Opening up more competition means more battery storage, and more options for the market operator to deal with ‘low inertia’ and high levels of renewable energy. This will occur as more renewable energy enters the market and more fossil fuel generators exit the market.
It was previously thought that thermal coal plants (gas and coal) were the only ones that could provide system security, but this is now rejected. In the US,. Germany, and the UK, market operators are holding major auctions to provide battery storage to meet grid security issues.
In its submission, the South Australia government said increasing competition in the provision of ancillary services through unbundling will provide the market with increased and various suppliers and therefore assist AEMO with its role of ensuring a secure and reliable electricity system.
It, and the rest of COAG, however, have only gotten half of what they wanted. The AEMC has allowed some new technologies into the market with the changes to the FCAS ‘unbundling’, but kept any changes in check by refusing the demand response rule change, effectively keeping that market in the hands of retailers, to help protect the generation assets they own.
And it will likely make it harder for aggregators of demand response software and business models – those bringing together ‘virtual power plants’ that pool the resources of solar and battery storage installations in households and businesses – to push through their proposals with the direct imprimatur from the big retailers.
And it will prevent some demand side consumers from investing in demand response.
Addendum: The rejection of the demand response rule change may make it easier for the big generators to push for so-called ‘capacity’ mechanisms, effectively another subsidy to ensure that thermal plant is available to ensure system supply and security.
Although these payments have been rejected as just another fossil fuel subsidy, companies like AGL are promoting them furiously.
It has been said that the argument for a capacity market is often predicated on the absence of demand side response, and demand side participation.
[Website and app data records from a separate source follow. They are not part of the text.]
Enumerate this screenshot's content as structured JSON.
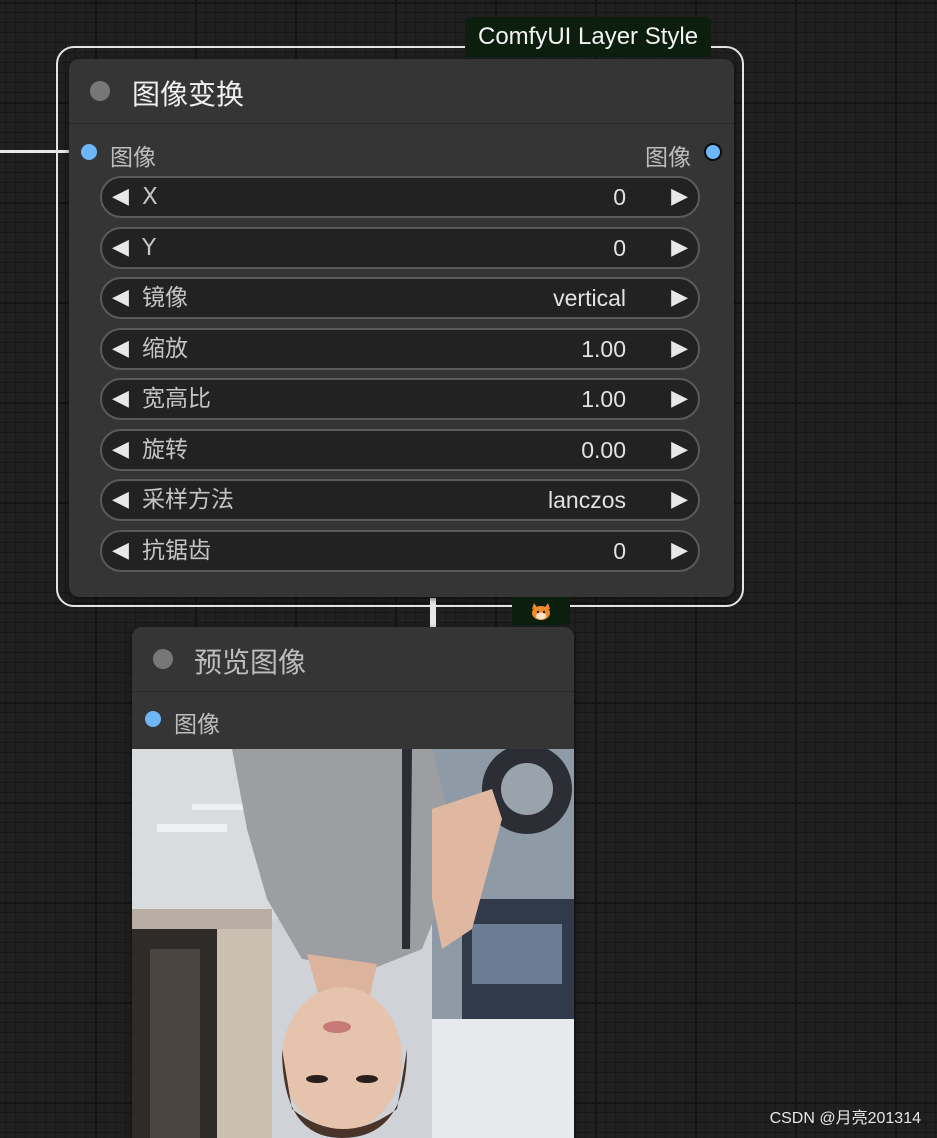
{
  "group": {
    "title": "ComfyUI Layer Style"
  },
  "transform_node": {
    "title": "图像变换",
    "input_label": "图像",
    "output_label": "图像",
    "widgets": [
      {
        "label": "X",
        "value": "0"
      },
      {
        "label": "Y",
        "value": "0"
      },
      {
        "label": "镜像",
        "value": "vertical"
      },
      {
        "label": "缩放",
        "value": "1.00"
      },
      {
        "label": "宽高比",
        "value": "1.00"
      },
      {
        "label": "旋转",
        "value": "0.00"
      },
      {
        "label": "采样方法",
        "value": "lanczos"
      },
      {
        "label": "抗锯齿",
        "value": "0"
      }
    ]
  },
  "preview_node": {
    "title": "预览图像",
    "input_label": "图像"
  },
  "icons": {
    "decrement": "◀",
    "increment": "▶",
    "badge": "fox-icon"
  },
  "colors": {
    "slot": "#6db6f7",
    "group_title_bg": "#0c1f0f",
    "node_bg": "#353535"
  },
  "watermark": "CSDN @月亮201314"
}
So AGL and other big generators will be pleased with the AEMC decision.
Not only that, having demand response would remove the need to have price caps, which critics say have become a ‘focal point for tacit collusion’. A strong demand side market and more competitive scarcity prices and no price cap may result in a more efficient outcomes for participants on the NEM.